The U.S. Supreme Court sided with a Texas death row inmate Tuesday, ruling that the state's standard for measuring intellectual disability in cases of capital punishment were outdated and non-medical.
In the court's opinion
, Justice Ruth Bader Ginsberg said the state should hold capital punishment cases to the same strict scientific standards as any other case. "Texas cannot satisfactorily explain why it applies current medical standards for diagnosing intellectual disability in other contexts, yet clings to superseded standards when an individual’s life is at stake," she wrote.
The court's decision voids the most recent ruling on death row inmate Bobby Moore's case
and punts it back down to the Texas Court of Criminal Appeals.
In 1980, Moore was convicted of capital murder for killing a man in a botched convenience store robbery, after which he was sentenced to death. In 2002, however, the Supreme Court ruled that executing the intellectually disabled was unconstitutional because it violated the Eight Amendment ban on "cruel and unusual punishment." The court, however, left the states in charge of deciding how to determine when someone was too intellectually disabled to execute.

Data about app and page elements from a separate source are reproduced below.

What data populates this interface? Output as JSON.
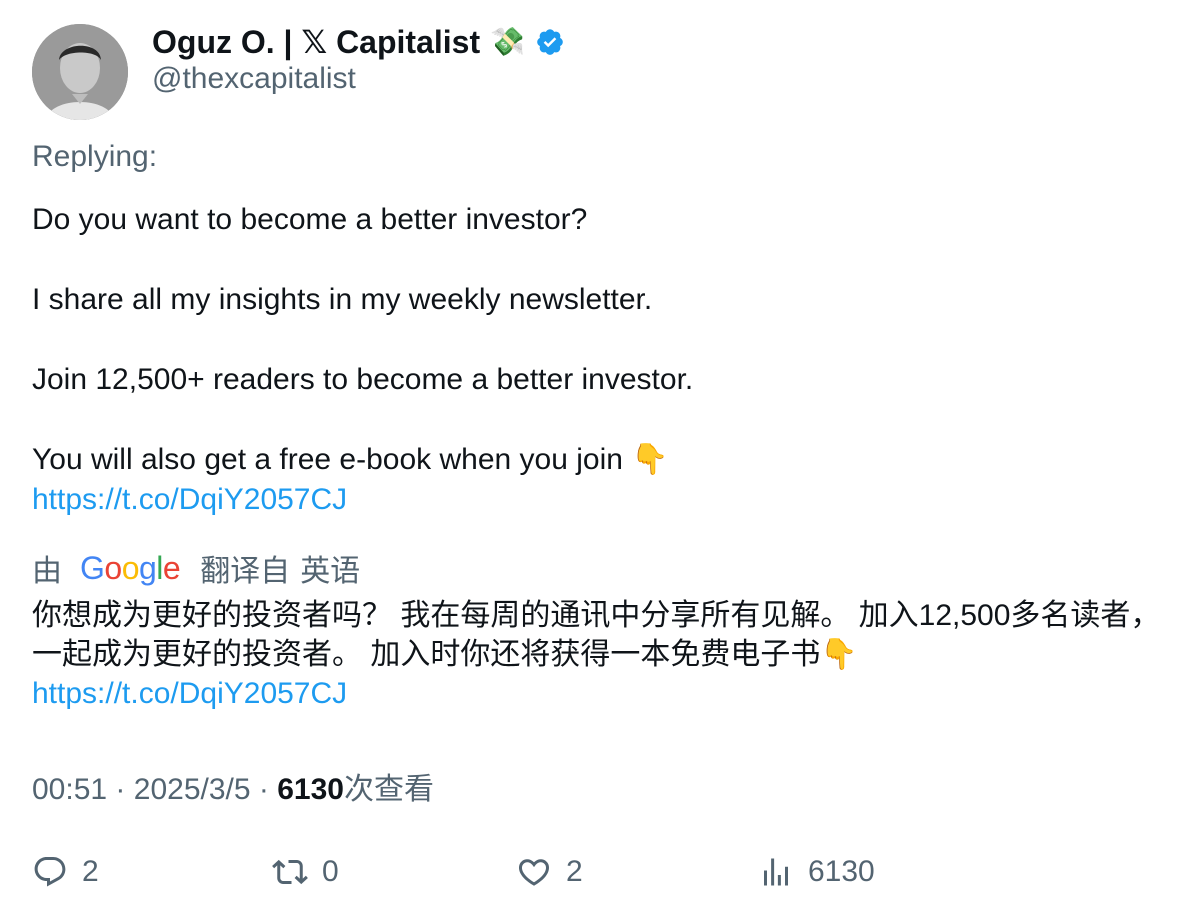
{
  "author": {
    "name": "Oguz O. | 𝕏 Capitalist",
    "name_emoji": "💸",
    "handle": "@thexcapitalist",
    "verified_icon": "verified-badge-icon",
    "verified_color": "#1d9bf0"
  },
  "replying_label": "Replying:",
  "tweet": {
    "line1": "Do you want to become a better investor?",
    "line2": "I share all my insights in my weekly newsletter.",
    "line3": "Join 12,500+ readers to become a better investor.",
    "line4": "You will also get a free e-book when you join 👇",
    "link": "https://t.co/DqiY2057CJ"
  },
  "translation": {
    "prefix": "由",
    "provider_letters": [
      "G",
      "o",
      "o",
      "g",
      "l",
      "e"
    ],
    "provider_colors": [
      "#4285F4",
      "#EA4335",
      "#FBBC05",
      "#4285F4",
      "#34A853",
      "#EA4335"
    ],
    "label": "翻译自",
    "source_language": "英语",
    "text": "你想成为更好的投资者吗？ 我在每周的通讯中分享所有见解。 加入12,500多名读者，一起成为更好的投资者。 加入时你还将获得一本免费电子书👇",
    "link": "https://t.co/DqiY2057CJ"
  },
  "meta": {
    "time": "00:51",
    "separator": "·",
    "date": "2025/3/5",
    "views_count": "6130",
    "views_label": "次查看"
  },
  "actions": {
    "replies": "2",
    "reposts": "0",
    "likes": "2",
    "views": "6130"
  },
  "colors": {
    "text_primary": "#0f1419",
    "text_secondary": "#536471",
    "link": "#1d9bf0"
  }
}
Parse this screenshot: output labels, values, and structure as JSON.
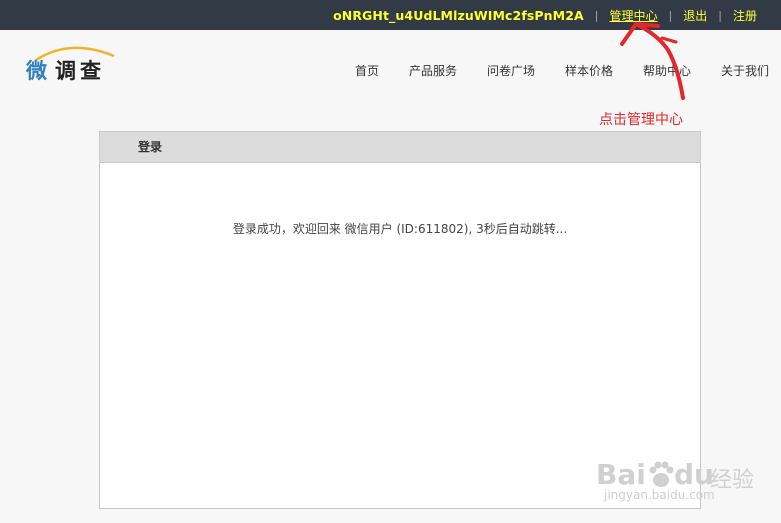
{
  "topbar": {
    "username": "oNRGHt_u4UdLMlzuWIMc2fsPnM2A",
    "manage_label": "管理中心",
    "logout_label": "退出",
    "register_label": "注册"
  },
  "logo": {
    "char1": "微",
    "rest": "调查"
  },
  "nav": {
    "items": [
      "首页",
      "产品服务",
      "问卷广场",
      "样本价格",
      "帮助中心",
      "关于我们"
    ]
  },
  "annotation": {
    "text": "点击管理中心",
    "color": "#e5262a"
  },
  "panel": {
    "title": "登录",
    "message": "登录成功，欢迎回来 微信用户 (ID:611802), 3秒后自动跳转..."
  },
  "watermark": {
    "brand_a": "Bai",
    "brand_b": "du",
    "brand_cn": "经验",
    "url": "jingyan.baidu.com"
  },
  "colors": {
    "topbar_bg": "#323a45",
    "topbar_text": "#ffff33",
    "logo_blue": "#2f7fc1"
  }
}
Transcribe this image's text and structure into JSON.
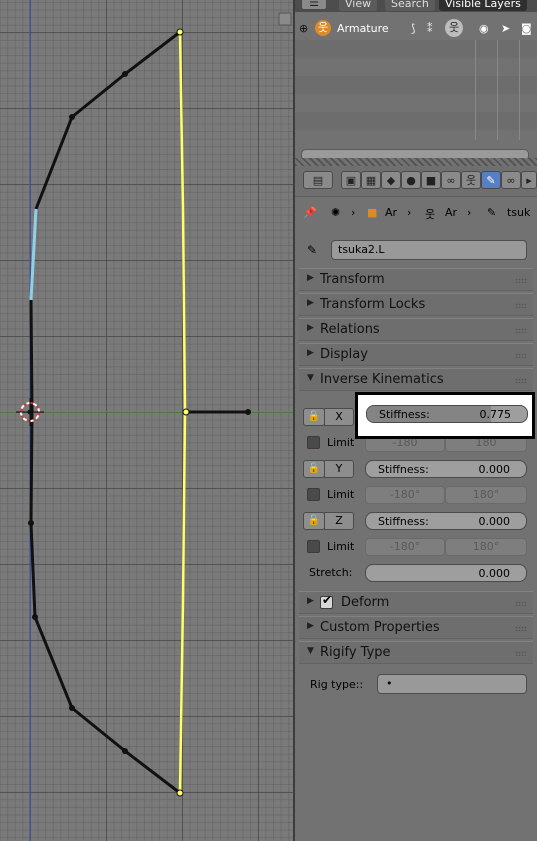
{
  "header": {
    "tabs": [
      "View",
      "Search",
      "Visible Layers"
    ],
    "active_tab": "Visible Layers"
  },
  "outliner": {
    "item_label": "Armature"
  },
  "breadcrumb": {
    "object": "Ar",
    "armature": "Ar",
    "bone": "tsuk"
  },
  "bone_name": "tsuka2.L",
  "panels": {
    "transform": "Transform",
    "transform_locks": "Transform Locks",
    "relations": "Relations",
    "display": "Display",
    "inverse_kinematics": "Inverse Kinematics",
    "deform": "Deform",
    "custom_properties": "Custom Properties",
    "rigify_type": "Rigify Type"
  },
  "ik": {
    "x": {
      "axis": "X",
      "stiffness_label": "Stiffness:",
      "stiffness": "0.775",
      "stiffness_fraction": 0.775,
      "limit_label": "Limit",
      "min": "-180",
      "max": "180"
    },
    "y": {
      "axis": "Y",
      "stiffness_label": "Stiffness:",
      "stiffness": "0.000",
      "stiffness_fraction": 0,
      "limit_label": "Limit",
      "min": "-180°",
      "max": "180°"
    },
    "z": {
      "axis": "Z",
      "stiffness_label": "Stiffness:",
      "stiffness": "0.000",
      "stiffness_fraction": 0,
      "limit_label": "Limit",
      "min": "-180°",
      "max": "180°"
    },
    "stretch_label": "Stretch:",
    "stretch": "0.000"
  },
  "rigify": {
    "rig_type_label": "Rig type::",
    "rig_type_value": "•"
  },
  "colors": {
    "selected_bone": "#ffff66",
    "active_bone": "#8ed0e8",
    "active_tab": "#5680c2",
    "highlight_box": "#000000"
  }
}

And in Texas, that meant both avoiding modern clinical research and basing the state's definition on straight-up fiction.
Consider how in this 2004 ruling from the Texas Court of Criminal Appeals, Judge Cathy Cochran references Lennie, the mentally disabled oaf-like character from John Steinbeck's Of Mice and Men.
“Most Texas citizens might agree that Steinbeck's Lennie should, by virtue of his lack of reasoning ability and adaptive skills, be exempt," she wrote in Ex parte Briseno
, referring to capital punishment. With the unusual anecdote, she determined a person could only be deemed intellectually disabled if they had shown signs of poor "adaptive functioning" since childhood. These signs, used to measure disability in capital punishment, were dubbed "Briseno factors." Steinbeck's family would later protest his work being used to justify the execution of intellectually disabled people.
In Moore's 2014 appeal to the CCA, family members testified that at the age of 13, he could not comprehend the days of the week, tell time, or understand that subtraction is the opposite of addition. By 14, Moore was kicked out of his childhood home for failing every subject in high school and began living on the streets. Despite getting food poisoning twice, his meals were mostly scavenged from trash cans.
The court, however, leaned on the Briseno factors, and decided that Moore had shown adaptive intellect by successfully living on the streets, mowing lawns, and playing pool for money. Their only medical reference came from a 20-year-old manual by the American Association on Mental Retardation. Moore's lawyers eventually appealed to the Supreme Court.
In the Thursday ruling, Ginsberg writes that the Briseno factors are "not aligned with the medical community’s information" and “creat[e] an unacceptable risk that persons with intellectual disability will be executed." The decision bans the state from using the Briseno factors in any future cases.
In his dissent, Chief Justice John Roberts agreed that the Briseno factors should be thrown out, but also argued that the CCA correctly assessed Moore's intellectual disabilities.
This decision is the second Supreme Court ruling favoring a Texas death row inmate